Working upon the feedback is more important than merely attending the routine feedback sessions. Start by taking efforts on the areas of improvement. Improve constantly until you exceed expectations. And again improvement doesn't end there. You can just feel satisfied that you have met the standards but improving constantly is a never-ending mantra. The proof of the pudding is in the eating! Prove yourself with improved performance. That way you gain confidence of your superior.
7. Say no to gossip
The bane of new recruits is getting into the vortex of gossiping and politics. Steer clear from these as they pull you down to an abyss. They spoil and cloud your outlook, attitude and approach. Gossiping and lying go hand in hand.
Never talk ill of others particularly when they are not around.
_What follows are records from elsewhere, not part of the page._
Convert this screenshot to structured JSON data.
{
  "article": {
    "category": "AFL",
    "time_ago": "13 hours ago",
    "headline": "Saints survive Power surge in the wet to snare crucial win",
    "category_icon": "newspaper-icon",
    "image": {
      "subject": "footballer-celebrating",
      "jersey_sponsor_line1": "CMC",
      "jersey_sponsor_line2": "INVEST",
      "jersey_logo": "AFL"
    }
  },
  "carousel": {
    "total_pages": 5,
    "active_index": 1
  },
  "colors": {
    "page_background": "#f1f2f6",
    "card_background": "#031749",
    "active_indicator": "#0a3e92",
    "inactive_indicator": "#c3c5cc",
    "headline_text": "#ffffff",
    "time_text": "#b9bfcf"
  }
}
Such behavior is in poor taste. Don't harbor extreme views on persons and things. Those who value work and their time will not waste time in gossip.
Brace yourself to get a few shocks in your first job. After all, everything is not tailor-made for you. For instance, you may have visualized your office as a dream office just as you get to see in films and glossy magazines & brochures. Remember, the size of your office is not as important as the size of your paycheck.
First job experiences are worth remembering forever. Let self-consciousness give way to confidence and move ahead with firm steps. As with everything else, keep your eyes and ears open always. Tread with care since it could either leave indelible scars or make you a star. Do things that you would be proud about and you will cherish the experience forever. Let your foundation be strong and it starts with your first job!
Copyright (c) 2005 by G Ram Kumar. All rights reserved.
About the Author
G Ram Kumar works with Juno Online, one of the top Internet Service Provider in the US. Prior to this, he had a short stint with ICICI Bank, India's largest private sector bank. He is very passionate about his work and keen observer of people around him.
A voracious reader since his teens, Ram became interested in writing. It was just a case of taking hobby too seriously and the efforts culminated in Your First Job for everyone interested in career development. His keen sense of observation and interactions with many executives came handy in the concept and design of this book.
Ram's first book "FAQs in Interviews" published by Independentbook.com was well-received.
Ram is an MCA and also he is certified by Cisco Systems Inc, USA as Cisco Certified Network Associate.
Ram Kumar is one of the founder trustees of SKetch, a South India-based NGO involved in women education and empowerment initiatives and sits on the board of the Governing Council of Trustees of SKetch.
Coming it may as surprise to readers, the author of this book is just 25 yrs!